*** Extracted information ***

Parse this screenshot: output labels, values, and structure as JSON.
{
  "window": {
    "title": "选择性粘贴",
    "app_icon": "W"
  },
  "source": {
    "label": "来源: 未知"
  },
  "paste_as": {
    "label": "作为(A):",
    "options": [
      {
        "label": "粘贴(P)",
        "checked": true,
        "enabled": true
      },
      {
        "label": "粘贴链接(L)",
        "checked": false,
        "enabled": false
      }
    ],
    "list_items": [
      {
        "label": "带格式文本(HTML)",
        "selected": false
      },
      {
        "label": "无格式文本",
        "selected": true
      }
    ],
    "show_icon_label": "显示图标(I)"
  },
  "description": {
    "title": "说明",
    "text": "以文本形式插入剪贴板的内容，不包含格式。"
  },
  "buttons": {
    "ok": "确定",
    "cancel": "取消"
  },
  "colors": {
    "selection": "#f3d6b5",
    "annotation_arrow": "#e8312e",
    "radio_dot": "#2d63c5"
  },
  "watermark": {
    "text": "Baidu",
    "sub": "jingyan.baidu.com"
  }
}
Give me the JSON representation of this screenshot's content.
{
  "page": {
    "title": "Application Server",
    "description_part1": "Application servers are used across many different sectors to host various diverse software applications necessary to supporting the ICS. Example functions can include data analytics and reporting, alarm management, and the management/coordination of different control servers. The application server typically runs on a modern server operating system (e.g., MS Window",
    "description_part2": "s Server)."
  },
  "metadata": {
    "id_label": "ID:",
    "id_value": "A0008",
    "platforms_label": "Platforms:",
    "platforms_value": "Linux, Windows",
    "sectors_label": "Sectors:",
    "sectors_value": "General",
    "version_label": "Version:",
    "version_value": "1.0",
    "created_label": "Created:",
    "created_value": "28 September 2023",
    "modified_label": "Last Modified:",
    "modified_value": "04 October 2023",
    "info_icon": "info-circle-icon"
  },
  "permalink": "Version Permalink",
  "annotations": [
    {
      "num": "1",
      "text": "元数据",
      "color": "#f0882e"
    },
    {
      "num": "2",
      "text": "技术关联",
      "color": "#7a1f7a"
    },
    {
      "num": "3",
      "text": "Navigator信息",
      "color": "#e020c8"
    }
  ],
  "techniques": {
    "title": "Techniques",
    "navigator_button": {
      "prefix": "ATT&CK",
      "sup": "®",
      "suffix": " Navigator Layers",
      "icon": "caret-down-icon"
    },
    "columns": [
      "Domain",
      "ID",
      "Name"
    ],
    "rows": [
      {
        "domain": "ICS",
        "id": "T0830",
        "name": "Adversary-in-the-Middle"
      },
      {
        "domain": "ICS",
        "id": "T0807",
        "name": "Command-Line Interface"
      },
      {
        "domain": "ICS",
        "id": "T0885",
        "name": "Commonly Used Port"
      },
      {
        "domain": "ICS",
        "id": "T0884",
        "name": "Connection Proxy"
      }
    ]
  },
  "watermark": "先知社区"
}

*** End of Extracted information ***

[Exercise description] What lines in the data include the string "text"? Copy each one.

[Written solution]
    "text": "以文本形式插入剪贴板的内容，不包含格式。"
    "text": "Baidu",
      "text": "元数据",
      "text": "技术关联",
      "text": "Navigator信息",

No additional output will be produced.